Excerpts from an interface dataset
════════════════

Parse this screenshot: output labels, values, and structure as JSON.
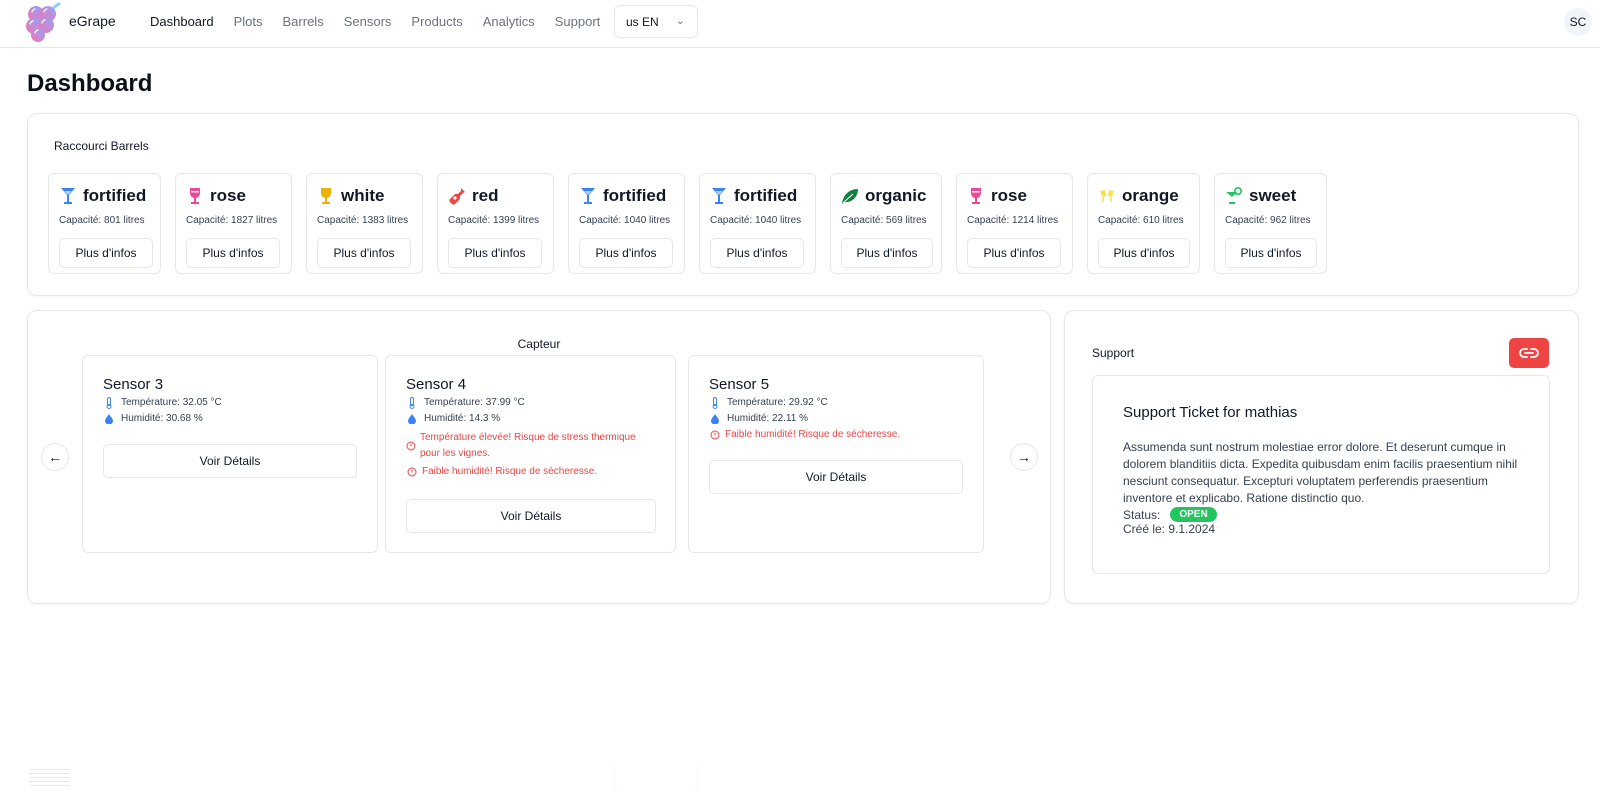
{
  "navbar": {
    "brand": "eGrape",
    "links": [
      {
        "label": "Dashboard",
        "active": true
      },
      {
        "label": "Plots",
        "active": false
      },
      {
        "label": "Barrels",
        "active": false
      },
      {
        "label": "Sensors",
        "active": false
      },
      {
        "label": "Products",
        "active": false
      },
      {
        "label": "Analytics",
        "active": false
      },
      {
        "label": "Support",
        "active": false
      }
    ],
    "language": "us EN",
    "avatar_initials": "SC"
  },
  "page_title": "Dashboard",
  "barrels": {
    "label": "Raccourci Barrels",
    "button_label": "Plus d'infos",
    "items": [
      {
        "type": "fortified",
        "icon": "cocktail-glass-icon",
        "color": "#3b82f6",
        "capacity": "Capacité: 801 litres"
      },
      {
        "type": "rose",
        "icon": "wine-glass-icon",
        "color": "#ec4899",
        "capacity": "Capacité: 1827 litres"
      },
      {
        "type": "white",
        "icon": "wine-glass-icon",
        "color": "#eab308",
        "capacity": "Capacité: 1383 litres"
      },
      {
        "type": "red",
        "icon": "wine-bottle-icon",
        "color": "#ef4444",
        "capacity": "Capacité: 1399 litres"
      },
      {
        "type": "fortified",
        "icon": "cocktail-glass-icon",
        "color": "#3b82f6",
        "capacity": "Capacité: 1040 litres"
      },
      {
        "type": "fortified",
        "icon": "cocktail-glass-icon",
        "color": "#3b82f6",
        "capacity": "Capacité: 1040 litres"
      },
      {
        "type": "organic",
        "icon": "leaf-icon",
        "color": "#15803d",
        "capacity": "Capacité: 569 litres"
      },
      {
        "type": "rose",
        "icon": "wine-glass-icon",
        "color": "#ec4899",
        "capacity": "Capacité: 1214 litres"
      },
      {
        "type": "orange",
        "icon": "glasses-cheers-icon",
        "color": "#fde047",
        "capacity": "Capacité: 610 litres"
      },
      {
        "type": "sweet",
        "icon": "martini-glass-citrus-icon",
        "color": "#22c55e",
        "capacity": "Capacité: 962 litres"
      }
    ]
  },
  "sensors": {
    "title": "Capteur",
    "button_label": "Voir Détails",
    "items": [
      {
        "name": "Sensor 3",
        "temperature": "Température: 32.05 °C",
        "humidity": "Humidité: 30.68 %",
        "warnings": []
      },
      {
        "name": "Sensor 4",
        "temperature": "Température: 37.99 °C",
        "humidity": "Humidité: 14.3 %",
        "warnings": [
          "Température élevée! Risque de stress thermique pour les vignes.",
          "Faible humidité! Risque de sécheresse."
        ]
      },
      {
        "name": "Sensor 5",
        "temperature": "Température: 29.92 °C",
        "humidity": "Humidité: 22.11 %",
        "warnings": [
          "Faible humidité! Risque de sécheresse."
        ]
      }
    ]
  },
  "support": {
    "label": "Support",
    "ticket": {
      "title": "Support Ticket for mathias",
      "body": "Assumenda sunt nostrum molestiae error dolore. Et deserunt cumque in dolorem blanditiis dicta. Expedita quibusdam enim facilis praesentium nihil nesciunt consequatur. Excepturi voluptatem perferendis praesentium inventore et explicabo. Ratione distinctio quo.",
      "status_label": "Status:",
      "status": "OPEN",
      "created_label": "Créé le: 9.1.2024"
    }
  },
  "colors": {
    "accent_red": "#ef4444",
    "status_open": "#22c55e",
    "warning": "#ef4444",
    "sensor_icon": "#3b82f6"
  }
}
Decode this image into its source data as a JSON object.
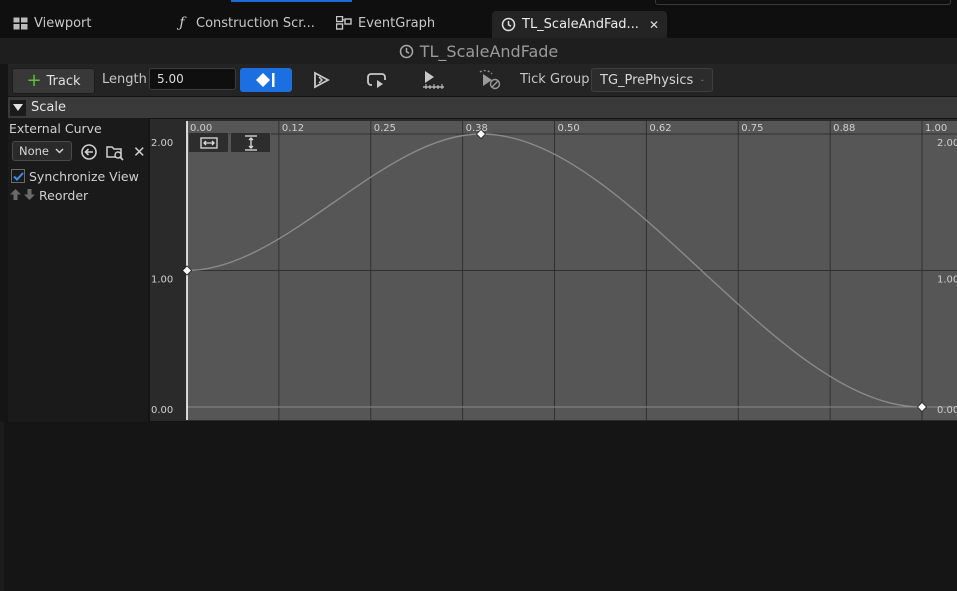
{
  "tabs": [
    {
      "label": "Viewport",
      "icon": "viewport-icon"
    },
    {
      "label": "Construction Scr...",
      "icon": "function-icon"
    },
    {
      "label": "EventGraph",
      "icon": "event-graph-icon"
    },
    {
      "label": "TL_ScaleAndFad...",
      "icon": "timeline-icon",
      "active": true
    }
  ],
  "title": "TL_ScaleAndFade",
  "toolbar": {
    "track_label": "Track",
    "length_label": "Length",
    "length_value": "5.00",
    "tick_group_label": "Tick Group",
    "tick_group_value": "TG_PrePhysics"
  },
  "track": {
    "name": "Scale",
    "external_curve_label": "External Curve",
    "external_curve_value": "None",
    "sync_view_label": "Synchronize View",
    "sync_view_checked": true,
    "reorder_label": "Reorder"
  },
  "curve_editor": {
    "x_ticks": [
      "0.00",
      "0.12",
      "0.25",
      "0.38",
      "0.50",
      "0.62",
      "0.75",
      "0.88",
      "1.00"
    ],
    "y_ticks_left": [
      "2.00",
      "1.00",
      "0.00"
    ],
    "y_ticks_right": [
      "2.00",
      "1.00",
      "0.00"
    ],
    "keys": [
      {
        "time": 0.0,
        "value": 1.0
      },
      {
        "time": 0.4,
        "value": 2.0
      },
      {
        "time": 1.0,
        "value": 0.0
      }
    ]
  },
  "colors": {
    "accent": "#1b6fe0",
    "curve": "#8a8a8a",
    "graph_bg": "#565656"
  }
}
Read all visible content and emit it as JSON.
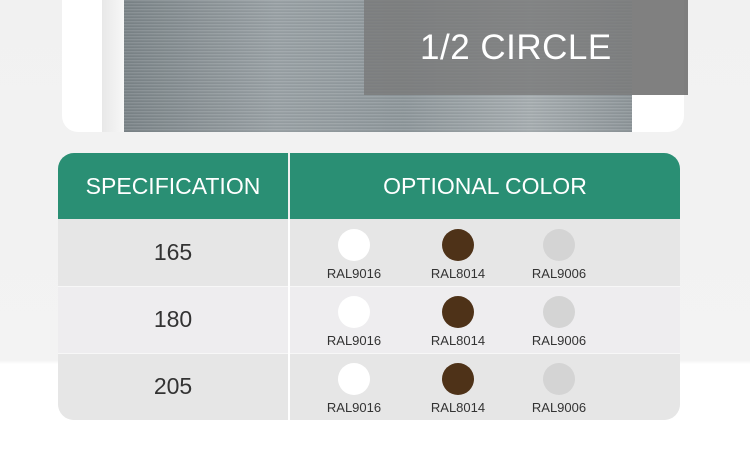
{
  "product": {
    "label": "1/2 CIRCLE"
  },
  "table": {
    "headers": {
      "specification": "SPECIFICATION",
      "optional_color": "OPTIONAL COLOR"
    },
    "rows": [
      {
        "spec": "165",
        "colors": [
          {
            "code": "RAL9016",
            "hex": "#ffffff"
          },
          {
            "code": "RAL8014",
            "hex": "#4e3218"
          },
          {
            "code": "RAL9006",
            "hex": "#d4d4d4"
          }
        ]
      },
      {
        "spec": "180",
        "colors": [
          {
            "code": "RAL9016",
            "hex": "#ffffff"
          },
          {
            "code": "RAL8014",
            "hex": "#4e3218"
          },
          {
            "code": "RAL9006",
            "hex": "#d4d4d4"
          }
        ]
      },
      {
        "spec": "205",
        "colors": [
          {
            "code": "RAL9016",
            "hex": "#ffffff"
          },
          {
            "code": "RAL8014",
            "hex": "#4e3218"
          },
          {
            "code": "RAL9006",
            "hex": "#d4d4d4"
          }
        ]
      }
    ]
  },
  "theme": {
    "header_green": "#2a8f74"
  }
}
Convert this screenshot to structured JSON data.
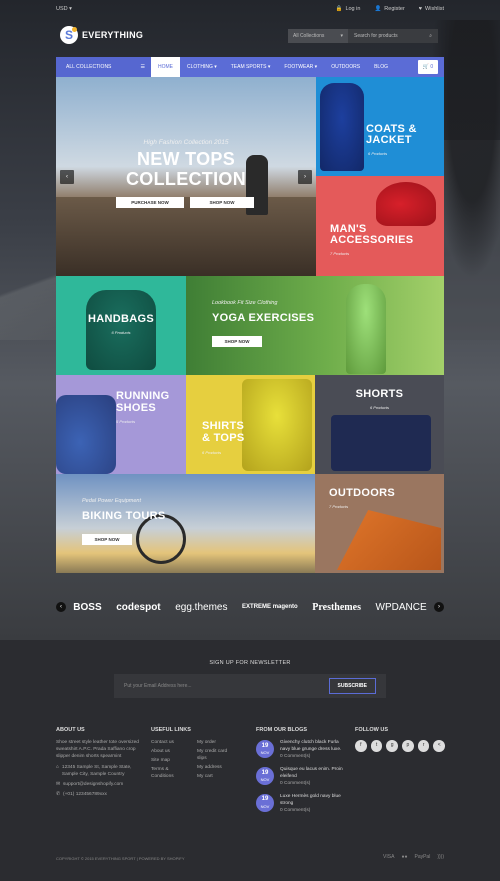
{
  "topbar": {
    "currency": "USD ▾",
    "login": "Log in",
    "register": "Register",
    "wishlist": "Wishlist"
  },
  "brand": {
    "name": "EVERYTHING",
    "mark": "S"
  },
  "search": {
    "category": "All Collections",
    "placeholder": "Search for products"
  },
  "nav": {
    "all": "ALL COLLECTIONS",
    "items": [
      "HOME",
      "CLOTHING ▾",
      "TEAM SPORTS ▾",
      "FOOTWEAR ▾",
      "OUTDOORS",
      "BLOG"
    ],
    "cart": "0"
  },
  "slider": {
    "kicker": "High Fashion Collection 2015",
    "title1": "NEW TOPS",
    "title2": "COLLECTION",
    "btn1": "PURCHASE NOW",
    "btn2": "SHOP NOW"
  },
  "tiles": {
    "coats": {
      "t1": "COATS &",
      "t2": "JACKET",
      "sub": "6 Products"
    },
    "mans": {
      "t1": "MAN'S",
      "t2": "ACCESSORIES",
      "sub": "7 Products"
    },
    "handbags": {
      "t1": "HANDBAGS",
      "sub": "6 Products"
    },
    "yoga": {
      "kicker": "Lookbook Fit Size Clothing",
      "t1": "YOGA EXERCISES",
      "btn": "SHOP NOW"
    },
    "running": {
      "t1": "RUNNING",
      "t2": "SHOES",
      "sub": "5 Products"
    },
    "shirts": {
      "t1": "SHIRTS",
      "t2": "& TOPS",
      "sub": "6 Products"
    },
    "shorts": {
      "t1": "SHORTS",
      "sub": "6 Products"
    },
    "biking": {
      "kicker": "Pedal Power Equipment",
      "t1": "BIKING TOURS",
      "btn": "SHOP NOW"
    },
    "outdoors": {
      "t1": "OUTDOORS",
      "sub": "7 Products"
    }
  },
  "partners": [
    "BOSS",
    "codespot",
    "egg.themes",
    "EXTREME magento",
    "Presthemes",
    "WPDANCE"
  ],
  "newsletter": {
    "heading": "SIGN UP FOR NEWSLETTER",
    "placeholder": "Put your Email Address here...",
    "button": "SUBSCRIBE"
  },
  "about": {
    "heading": "ABOUT US",
    "text": "Shoe street style leather tote oversized sweatshirt A.P.C. Prada Saffiano crop slipper denim shorts spearmint",
    "address": "12345 Sample St, Sample State, Sample City, Sample Country",
    "email": "support@designshopify.com",
    "phone": "(+01) 123456789xxx"
  },
  "useful": {
    "heading": "USEFUL LINKS",
    "col1": [
      "Contact us",
      "About us",
      "Site map",
      "Terms & Conditions"
    ],
    "col2": [
      "My order",
      "My credit card slips",
      "My address",
      "My cart"
    ]
  },
  "blogs": {
    "heading": "FROM OUR BLOGS",
    "items": [
      {
        "day": "19",
        "mon": "NOV",
        "title": "Givenchy clutch black Furla navy blue grunge dress luxe.",
        "comments": "0 Comment(s)"
      },
      {
        "day": "19",
        "mon": "NOV",
        "title": "Quisque eu lacus enim. Proin eleifend",
        "comments": "0 Comment(s)"
      },
      {
        "day": "19",
        "mon": "NOV",
        "title": "Luxe Hermès gold navy blue strong",
        "comments": "0 Comment(s)"
      }
    ]
  },
  "follow": {
    "heading": "FOLLOW US"
  },
  "copyright": "COPYRIGHT © 2015 EVERYTHING SPORT | POWERED BY SHOPIFY",
  "payments": [
    "VISA",
    "●●",
    "PayPal",
    "))))"
  ]
}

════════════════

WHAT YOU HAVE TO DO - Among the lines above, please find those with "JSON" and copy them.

TASK ANSWER -
Parse this screenshot: output labels, values, and structure as JSON.
Decode this image into its source data as a JSON object.
Read all visible content and emit it as JSON.
Convert this screenshot to structured JSON data.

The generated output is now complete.